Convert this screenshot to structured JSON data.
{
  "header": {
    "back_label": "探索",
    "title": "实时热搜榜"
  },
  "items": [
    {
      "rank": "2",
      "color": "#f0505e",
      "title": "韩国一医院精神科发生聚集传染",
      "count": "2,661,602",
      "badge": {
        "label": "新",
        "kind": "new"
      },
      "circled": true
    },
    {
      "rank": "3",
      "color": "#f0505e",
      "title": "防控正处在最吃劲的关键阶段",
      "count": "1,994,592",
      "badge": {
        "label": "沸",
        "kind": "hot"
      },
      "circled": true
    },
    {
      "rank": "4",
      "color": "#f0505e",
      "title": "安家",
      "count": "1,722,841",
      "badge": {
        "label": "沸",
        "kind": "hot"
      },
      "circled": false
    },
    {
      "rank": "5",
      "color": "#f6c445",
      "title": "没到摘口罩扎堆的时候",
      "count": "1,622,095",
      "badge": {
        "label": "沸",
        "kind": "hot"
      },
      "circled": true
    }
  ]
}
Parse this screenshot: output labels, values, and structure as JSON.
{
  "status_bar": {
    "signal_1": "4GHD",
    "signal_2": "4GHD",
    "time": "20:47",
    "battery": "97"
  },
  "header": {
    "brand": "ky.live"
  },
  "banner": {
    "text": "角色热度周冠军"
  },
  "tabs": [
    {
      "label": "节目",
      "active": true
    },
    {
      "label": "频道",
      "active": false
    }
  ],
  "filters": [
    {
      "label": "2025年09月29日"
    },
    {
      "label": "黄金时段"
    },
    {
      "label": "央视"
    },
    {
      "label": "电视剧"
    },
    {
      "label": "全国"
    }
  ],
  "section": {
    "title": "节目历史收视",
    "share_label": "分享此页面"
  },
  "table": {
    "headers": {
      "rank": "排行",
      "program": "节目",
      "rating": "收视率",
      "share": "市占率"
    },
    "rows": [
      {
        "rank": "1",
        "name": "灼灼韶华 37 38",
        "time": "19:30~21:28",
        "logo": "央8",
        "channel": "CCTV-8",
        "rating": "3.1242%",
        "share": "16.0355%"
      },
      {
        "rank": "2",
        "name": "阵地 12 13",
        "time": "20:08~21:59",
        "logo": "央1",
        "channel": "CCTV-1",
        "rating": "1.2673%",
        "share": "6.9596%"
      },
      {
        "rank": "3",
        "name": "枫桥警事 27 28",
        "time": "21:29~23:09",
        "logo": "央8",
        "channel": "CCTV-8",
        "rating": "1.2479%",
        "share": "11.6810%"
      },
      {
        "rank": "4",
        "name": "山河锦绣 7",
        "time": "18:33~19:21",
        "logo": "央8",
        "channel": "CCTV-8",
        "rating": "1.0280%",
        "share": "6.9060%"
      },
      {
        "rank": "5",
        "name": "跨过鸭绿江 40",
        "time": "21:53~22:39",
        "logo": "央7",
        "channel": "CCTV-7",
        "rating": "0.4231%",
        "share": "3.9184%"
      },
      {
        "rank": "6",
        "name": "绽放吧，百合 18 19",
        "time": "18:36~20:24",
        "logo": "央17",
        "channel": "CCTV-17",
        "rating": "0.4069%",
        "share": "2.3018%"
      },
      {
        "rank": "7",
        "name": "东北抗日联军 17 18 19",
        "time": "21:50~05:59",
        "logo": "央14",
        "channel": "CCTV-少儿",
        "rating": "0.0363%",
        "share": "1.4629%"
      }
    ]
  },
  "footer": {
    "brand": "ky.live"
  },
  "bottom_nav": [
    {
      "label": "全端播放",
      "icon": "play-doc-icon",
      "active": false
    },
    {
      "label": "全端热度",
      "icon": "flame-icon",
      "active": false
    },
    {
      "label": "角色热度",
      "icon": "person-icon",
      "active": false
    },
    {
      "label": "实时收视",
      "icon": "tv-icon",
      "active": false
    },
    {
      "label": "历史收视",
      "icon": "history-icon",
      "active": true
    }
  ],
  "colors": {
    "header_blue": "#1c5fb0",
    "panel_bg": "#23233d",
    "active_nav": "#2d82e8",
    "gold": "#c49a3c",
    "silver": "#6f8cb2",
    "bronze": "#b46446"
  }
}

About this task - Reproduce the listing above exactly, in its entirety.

Task answer -
Convert this screenshot to structured JSON data.
{
  "header": {
    "back_label": "探索",
    "title": "实时热搜榜"
  },
  "items": [
    {
      "rank": "2",
      "color": "#f0505e",
      "title": "韩国一医院精神科发生聚集传染",
      "count": "2,661,602",
      "badge": {
        "label": "新",
        "kind": "new"
      },
      "circled": true
    },
    {
      "rank": "3",
      "color": "#f0505e",
      "title": "防控正处在最吃劲的关键阶段",
      "count": "1,994,592",
      "badge": {
        "label": "沸",
        "kind": "hot"
      },
      "circled": true
    },
    {
      "rank": "4",
      "color": "#f0505e",
      "title": "安家",
      "count": "1,722,841",
      "badge": {
        "label": "沸",
        "kind": "hot"
      },
      "circled": false
    },
    {
      "rank": "5",
      "color": "#f6c445",
      "title": "没到摘口罩扎堆的时候",
      "count": "1,622,095",
      "badge": {
        "label": "沸",
        "kind": "hot"
      },
      "circled": true
    }
  ]
}
Parse this screenshot: output labels, values, and structure as JSON.
{
  "status_bar": {
    "signal_1": "4GHD",
    "signal_2": "4GHD",
    "time": "20:47",
    "battery": "97"
  },
  "header": {
    "brand": "ky.live"
  },
  "banner": {
    "text": "角色热度周冠军"
  },
  "tabs": [
    {
      "label": "节目",
      "active": true
    },
    {
      "label": "频道",
      "active": false
    }
  ],
  "filters": [
    {
      "label": "2025年09月29日"
    },
    {
      "label": "黄金时段"
    },
    {
      "label": "央视"
    },
    {
      "label": "电视剧"
    },
    {
      "label": "全国"
    }
  ],
  "section": {
    "title": "节目历史收视",
    "share_label": "分享此页面"
  },
  "table": {
    "headers": {
      "rank": "排行",
      "program": "节目",
      "rating": "收视率",
      "share": "市占率"
    },
    "rows": [
      {
        "rank": "1",
        "name": "灼灼韶华 37 38",
        "time": "19:30~21:28",
        "logo": "央8",
        "channel": "CCTV-8",
        "rating": "3.1242%",
        "share": "16.0355%"
      },
      {
        "rank": "2",
        "name": "阵地 12 13",
        "time": "20:08~21:59",
        "logo": "央1",
        "channel": "CCTV-1",
        "rating": "1.2673%",
        "share": "6.9596%"
      },
      {
        "rank": "3",
        "name": "枫桥警事 27 28",
        "time": "21:29~23:09",
        "logo": "央8",
        "channel": "CCTV-8",
        "rating": "1.2479%",
        "share": "11.6810%"
      },
      {
        "rank": "4",
        "name": "山河锦绣 7",
        "time": "18:33~19:21",
        "logo": "央8",
        "channel": "CCTV-8",
        "rating": "1.0280%",
        "share": "6.9060%"
      },
      {
        "rank": "5",
        "name": "跨过鸭绿江 40",
        "time": "21:53~22:39",
        "logo": "央7",
        "channel": "CCTV-7",
        "rating": "0.4231%",
        "share": "3.9184%"
      },
      {
        "rank": "6",
        "name": "绽放吧，百合 18 19",
        "time": "18:36~20:24",
        "logo": "央17",
        "channel": "CCTV-17",
        "rating": "0.4069%",
        "share": "2.3018%"
      },
      {
        "rank": "7",
        "name": "东北抗日联军 17 18 19",
        "time": "21:50~05:59",
        "logo": "央14",
        "channel": "CCTV-少儿",
        "rating": "0.0363%",
        "share": "1.4629%"
      }
    ]
  },
  "footer": {
    "brand": "ky.live"
  },
  "bottom_nav": [
    {
      "label": "全端播放",
      "icon": "play-doc-icon",
      "active": false
    },
    {
      "label": "全端热度",
      "icon": "flame-icon",
      "active": false
    },
    {
      "label": "角色热度",
      "icon": "person-icon",
      "active": false
    },
    {
      "label": "实时收视",
      "icon": "tv-icon",
      "active": false
    },
    {
      "label": "历史收视",
      "icon": "history-icon",
      "active": true
    }
  ],
  "colors": {
    "header_blue": "#1c5fb0",
    "panel_bg": "#23233d",
    "active_nav": "#2d82e8",
    "gold": "#c49a3c",
    "silver": "#6f8cb2",
    "bronze": "#b46446"
  }
}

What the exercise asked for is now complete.